“Given the impact this has on staff morale, the cost of investment was minimal,” says technical director Hubert Genet, who says that the stores’ technical staff built the planters and converted the narrow rooftop into an urban garden.
Sometimes companies shy away from activities that are outside the scope of their business, yet Genet’s observation seems spot on. Watching something grow is good for morale — not to mention providing a respite from routine tasks, allowing employees to take home the vegetables and fruits they grow and encouraging a healthy lifestyle.
Has CEO Pay Peaked or Paused?
CEO pay is a trendy topic.
In August the spotlight was on Heather Bresch, CEO of EpiPen maker Mylan, which came under fire for the steep rise in the cost of that device.
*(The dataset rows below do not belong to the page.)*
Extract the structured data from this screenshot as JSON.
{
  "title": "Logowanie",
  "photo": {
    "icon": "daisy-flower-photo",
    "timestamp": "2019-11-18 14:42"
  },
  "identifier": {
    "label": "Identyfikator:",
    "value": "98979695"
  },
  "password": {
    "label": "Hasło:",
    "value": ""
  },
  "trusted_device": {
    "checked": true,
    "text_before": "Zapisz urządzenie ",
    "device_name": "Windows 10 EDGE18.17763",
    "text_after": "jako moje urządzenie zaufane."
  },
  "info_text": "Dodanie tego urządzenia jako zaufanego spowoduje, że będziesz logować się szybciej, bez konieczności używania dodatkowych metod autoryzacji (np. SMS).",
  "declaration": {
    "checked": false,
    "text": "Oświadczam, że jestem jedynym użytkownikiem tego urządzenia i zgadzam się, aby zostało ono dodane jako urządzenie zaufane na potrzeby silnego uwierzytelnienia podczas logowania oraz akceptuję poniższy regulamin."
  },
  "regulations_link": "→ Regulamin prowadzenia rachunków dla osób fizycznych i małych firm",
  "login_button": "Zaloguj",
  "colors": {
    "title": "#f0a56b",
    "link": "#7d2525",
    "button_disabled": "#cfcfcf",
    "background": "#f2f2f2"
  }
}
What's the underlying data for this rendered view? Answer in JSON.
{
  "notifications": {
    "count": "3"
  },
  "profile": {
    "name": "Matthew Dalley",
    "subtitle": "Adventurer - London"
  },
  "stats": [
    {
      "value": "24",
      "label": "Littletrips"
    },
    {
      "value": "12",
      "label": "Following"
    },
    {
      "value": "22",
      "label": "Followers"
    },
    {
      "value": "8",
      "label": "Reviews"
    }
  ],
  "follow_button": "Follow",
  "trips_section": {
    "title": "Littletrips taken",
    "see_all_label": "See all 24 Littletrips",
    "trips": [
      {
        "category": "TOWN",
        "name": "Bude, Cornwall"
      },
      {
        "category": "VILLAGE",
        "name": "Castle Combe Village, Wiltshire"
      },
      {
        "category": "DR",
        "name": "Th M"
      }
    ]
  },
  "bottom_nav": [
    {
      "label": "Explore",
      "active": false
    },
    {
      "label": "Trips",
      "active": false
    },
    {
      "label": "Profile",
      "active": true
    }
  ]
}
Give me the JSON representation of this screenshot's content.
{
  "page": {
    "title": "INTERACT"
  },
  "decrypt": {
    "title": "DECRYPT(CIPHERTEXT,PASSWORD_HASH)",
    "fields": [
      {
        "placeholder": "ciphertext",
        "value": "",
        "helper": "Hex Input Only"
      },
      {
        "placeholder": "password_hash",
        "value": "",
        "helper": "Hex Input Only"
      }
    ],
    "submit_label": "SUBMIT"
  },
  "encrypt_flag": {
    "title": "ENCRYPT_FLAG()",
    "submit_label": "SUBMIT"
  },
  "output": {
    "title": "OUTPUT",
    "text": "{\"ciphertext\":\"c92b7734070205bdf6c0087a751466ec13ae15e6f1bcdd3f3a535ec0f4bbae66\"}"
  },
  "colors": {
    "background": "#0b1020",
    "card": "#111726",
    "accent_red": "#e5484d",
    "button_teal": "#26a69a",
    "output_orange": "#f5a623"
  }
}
The outrage only grew when it was reported that Bresch’s total compensation rose 671 percent — to $18.9 million — in eight years.
CEO compensation has also been one of the few topics upon which the two major party presidential candidates seem to agree. “When you see that you’ve got CEOs making 300 times what the average worker’s making, you know the deck is stacked in favor of those at the top,” Hillary Clinton said.
Meanwhile, Donald Trump said huge CEO paychecks were a “joke” and a “disgrace” — the result of boards of directors stacked with “cronies.”
According to the Equilar 200 Highest-Paid CEO Rankings, conducted for The New York Times, the average compensation among the top executives in 2015 ($19.3 million) declined 15 percent year-over-year. Cash and stock awards, considered to be main components of pay packages, also shrank.
In late August, Equilar published the finding of a compensation trends report that looked at CEO pay at S&P 500 companies over the last five fiscal years. In this instance, the median reported total compensation for CEOs of S&P 500 companies was $10.4 million in 2015, up from $8.9 million in 2011.
Are you a java junkie?
Here are some fun facts about coffee, compiled by Staples — which does its part to keep large and small businesses and their employees caffeinated by selling brewing machines, coffee, filters, creamers, sugars and disposable cups.
- A 20-person office drinks 62 cups of coffee per day.
- A survey of more than 300 singles revealed that most favor a coffee-shop environment for a first date.
- There are 95 milligrams of caffeine in one cup of brewed coffee, compared with 27 mg in a shot of espresso, 40 mg in one can of Coke and 80 mg in a can of Red Bull.
- Approximately 25 percent of Americans skip breakfast, but 50 percent drink coffee in the morning.